**Data records**

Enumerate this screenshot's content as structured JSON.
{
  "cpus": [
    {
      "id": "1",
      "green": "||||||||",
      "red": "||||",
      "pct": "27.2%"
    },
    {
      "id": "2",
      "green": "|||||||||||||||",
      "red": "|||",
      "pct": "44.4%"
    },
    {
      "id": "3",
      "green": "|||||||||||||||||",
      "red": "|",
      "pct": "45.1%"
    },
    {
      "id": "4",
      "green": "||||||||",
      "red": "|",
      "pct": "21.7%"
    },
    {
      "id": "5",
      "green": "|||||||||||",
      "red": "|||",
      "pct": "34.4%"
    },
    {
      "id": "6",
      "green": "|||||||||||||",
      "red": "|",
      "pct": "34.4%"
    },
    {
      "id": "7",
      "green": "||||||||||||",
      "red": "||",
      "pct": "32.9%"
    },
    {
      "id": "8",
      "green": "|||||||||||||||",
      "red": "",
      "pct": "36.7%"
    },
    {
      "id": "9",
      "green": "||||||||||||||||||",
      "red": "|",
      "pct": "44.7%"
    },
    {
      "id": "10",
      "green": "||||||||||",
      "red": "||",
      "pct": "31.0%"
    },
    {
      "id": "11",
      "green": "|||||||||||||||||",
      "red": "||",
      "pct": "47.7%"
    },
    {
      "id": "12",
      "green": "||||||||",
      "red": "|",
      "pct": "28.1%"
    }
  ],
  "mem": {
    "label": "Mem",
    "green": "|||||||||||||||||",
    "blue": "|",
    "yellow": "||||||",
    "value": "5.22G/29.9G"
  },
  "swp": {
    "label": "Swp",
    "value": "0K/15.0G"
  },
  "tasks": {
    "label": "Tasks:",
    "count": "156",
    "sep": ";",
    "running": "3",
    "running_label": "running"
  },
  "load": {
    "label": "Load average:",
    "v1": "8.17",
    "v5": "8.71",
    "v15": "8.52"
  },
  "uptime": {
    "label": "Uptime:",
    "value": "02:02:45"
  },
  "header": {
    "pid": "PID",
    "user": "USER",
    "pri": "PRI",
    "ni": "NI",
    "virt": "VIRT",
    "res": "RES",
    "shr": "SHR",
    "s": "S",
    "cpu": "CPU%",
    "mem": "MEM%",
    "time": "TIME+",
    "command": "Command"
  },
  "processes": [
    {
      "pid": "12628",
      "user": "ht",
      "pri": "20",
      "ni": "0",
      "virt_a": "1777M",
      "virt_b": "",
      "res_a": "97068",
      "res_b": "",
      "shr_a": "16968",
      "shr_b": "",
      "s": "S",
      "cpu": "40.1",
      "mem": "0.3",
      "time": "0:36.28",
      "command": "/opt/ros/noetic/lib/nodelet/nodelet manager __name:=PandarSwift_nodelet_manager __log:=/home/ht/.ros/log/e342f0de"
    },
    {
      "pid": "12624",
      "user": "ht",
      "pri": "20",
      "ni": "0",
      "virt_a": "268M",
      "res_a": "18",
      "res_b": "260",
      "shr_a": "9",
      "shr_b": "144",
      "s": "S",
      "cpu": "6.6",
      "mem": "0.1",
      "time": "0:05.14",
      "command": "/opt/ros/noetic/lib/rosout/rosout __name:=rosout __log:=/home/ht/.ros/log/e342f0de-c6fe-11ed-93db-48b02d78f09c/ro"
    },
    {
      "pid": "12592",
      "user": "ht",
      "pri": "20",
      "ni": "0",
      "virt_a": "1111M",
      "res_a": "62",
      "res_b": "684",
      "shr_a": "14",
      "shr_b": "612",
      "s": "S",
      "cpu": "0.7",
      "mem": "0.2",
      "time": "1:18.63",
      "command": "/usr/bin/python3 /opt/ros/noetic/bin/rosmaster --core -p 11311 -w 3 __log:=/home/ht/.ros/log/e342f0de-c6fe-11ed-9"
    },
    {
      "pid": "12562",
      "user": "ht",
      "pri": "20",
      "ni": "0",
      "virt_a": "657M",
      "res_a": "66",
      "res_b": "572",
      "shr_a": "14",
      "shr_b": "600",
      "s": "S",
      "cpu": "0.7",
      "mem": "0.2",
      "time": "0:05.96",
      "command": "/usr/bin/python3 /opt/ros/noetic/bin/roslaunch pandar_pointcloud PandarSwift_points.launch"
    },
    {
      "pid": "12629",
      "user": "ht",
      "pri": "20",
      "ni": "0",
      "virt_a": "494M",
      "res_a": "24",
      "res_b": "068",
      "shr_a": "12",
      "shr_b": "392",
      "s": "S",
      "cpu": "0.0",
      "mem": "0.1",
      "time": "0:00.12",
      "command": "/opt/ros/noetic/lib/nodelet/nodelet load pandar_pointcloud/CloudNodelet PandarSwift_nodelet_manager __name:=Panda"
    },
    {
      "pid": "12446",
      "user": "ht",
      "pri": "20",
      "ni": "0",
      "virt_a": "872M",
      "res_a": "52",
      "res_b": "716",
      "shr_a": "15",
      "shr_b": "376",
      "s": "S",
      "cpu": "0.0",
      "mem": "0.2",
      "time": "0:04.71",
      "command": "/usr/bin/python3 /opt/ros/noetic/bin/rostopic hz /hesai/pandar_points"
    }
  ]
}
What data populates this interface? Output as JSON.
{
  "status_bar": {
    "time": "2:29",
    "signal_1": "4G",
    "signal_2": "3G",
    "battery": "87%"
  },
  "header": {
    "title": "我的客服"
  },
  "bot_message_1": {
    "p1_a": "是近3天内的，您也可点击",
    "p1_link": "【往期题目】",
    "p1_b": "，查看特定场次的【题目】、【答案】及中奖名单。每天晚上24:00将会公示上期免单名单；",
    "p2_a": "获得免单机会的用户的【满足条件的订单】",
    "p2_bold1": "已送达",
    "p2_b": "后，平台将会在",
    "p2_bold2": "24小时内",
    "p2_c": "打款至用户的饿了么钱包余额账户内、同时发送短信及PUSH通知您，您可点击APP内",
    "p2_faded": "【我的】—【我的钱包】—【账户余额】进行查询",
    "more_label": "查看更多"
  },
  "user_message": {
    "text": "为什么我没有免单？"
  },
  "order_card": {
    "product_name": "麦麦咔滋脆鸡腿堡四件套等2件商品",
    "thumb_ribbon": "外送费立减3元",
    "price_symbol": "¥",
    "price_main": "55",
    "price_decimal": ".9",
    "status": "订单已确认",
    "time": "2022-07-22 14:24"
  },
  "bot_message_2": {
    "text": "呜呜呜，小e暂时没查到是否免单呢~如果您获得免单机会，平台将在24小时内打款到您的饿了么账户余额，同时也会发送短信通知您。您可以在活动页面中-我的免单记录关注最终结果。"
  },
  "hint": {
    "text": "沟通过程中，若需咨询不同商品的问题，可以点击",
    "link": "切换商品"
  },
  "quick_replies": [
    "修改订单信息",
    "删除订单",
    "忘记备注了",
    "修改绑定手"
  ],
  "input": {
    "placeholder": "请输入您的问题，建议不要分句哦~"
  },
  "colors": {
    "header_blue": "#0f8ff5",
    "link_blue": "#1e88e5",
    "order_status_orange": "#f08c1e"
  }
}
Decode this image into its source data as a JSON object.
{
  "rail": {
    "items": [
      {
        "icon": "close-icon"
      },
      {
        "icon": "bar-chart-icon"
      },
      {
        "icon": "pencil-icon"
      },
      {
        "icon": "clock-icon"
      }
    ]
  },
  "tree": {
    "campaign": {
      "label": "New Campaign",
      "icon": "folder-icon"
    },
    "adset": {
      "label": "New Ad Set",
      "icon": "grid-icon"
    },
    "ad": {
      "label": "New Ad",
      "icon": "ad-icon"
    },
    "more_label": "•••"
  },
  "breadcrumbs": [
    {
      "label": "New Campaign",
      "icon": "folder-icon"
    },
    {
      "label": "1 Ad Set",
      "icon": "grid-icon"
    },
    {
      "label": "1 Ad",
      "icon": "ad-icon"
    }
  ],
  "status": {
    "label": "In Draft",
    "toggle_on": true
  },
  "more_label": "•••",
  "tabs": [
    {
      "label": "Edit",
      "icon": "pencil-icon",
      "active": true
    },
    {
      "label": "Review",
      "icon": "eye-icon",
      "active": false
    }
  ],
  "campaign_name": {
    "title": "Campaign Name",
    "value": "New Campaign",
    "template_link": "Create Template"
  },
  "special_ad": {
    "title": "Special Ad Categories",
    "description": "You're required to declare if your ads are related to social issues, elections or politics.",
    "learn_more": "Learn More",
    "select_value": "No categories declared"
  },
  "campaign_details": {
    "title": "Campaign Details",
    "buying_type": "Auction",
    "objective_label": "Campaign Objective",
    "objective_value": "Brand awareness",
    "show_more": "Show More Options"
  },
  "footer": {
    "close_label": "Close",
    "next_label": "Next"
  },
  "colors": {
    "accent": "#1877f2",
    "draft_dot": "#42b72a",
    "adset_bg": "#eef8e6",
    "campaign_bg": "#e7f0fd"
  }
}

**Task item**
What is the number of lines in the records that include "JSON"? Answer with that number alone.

**Expected output**
3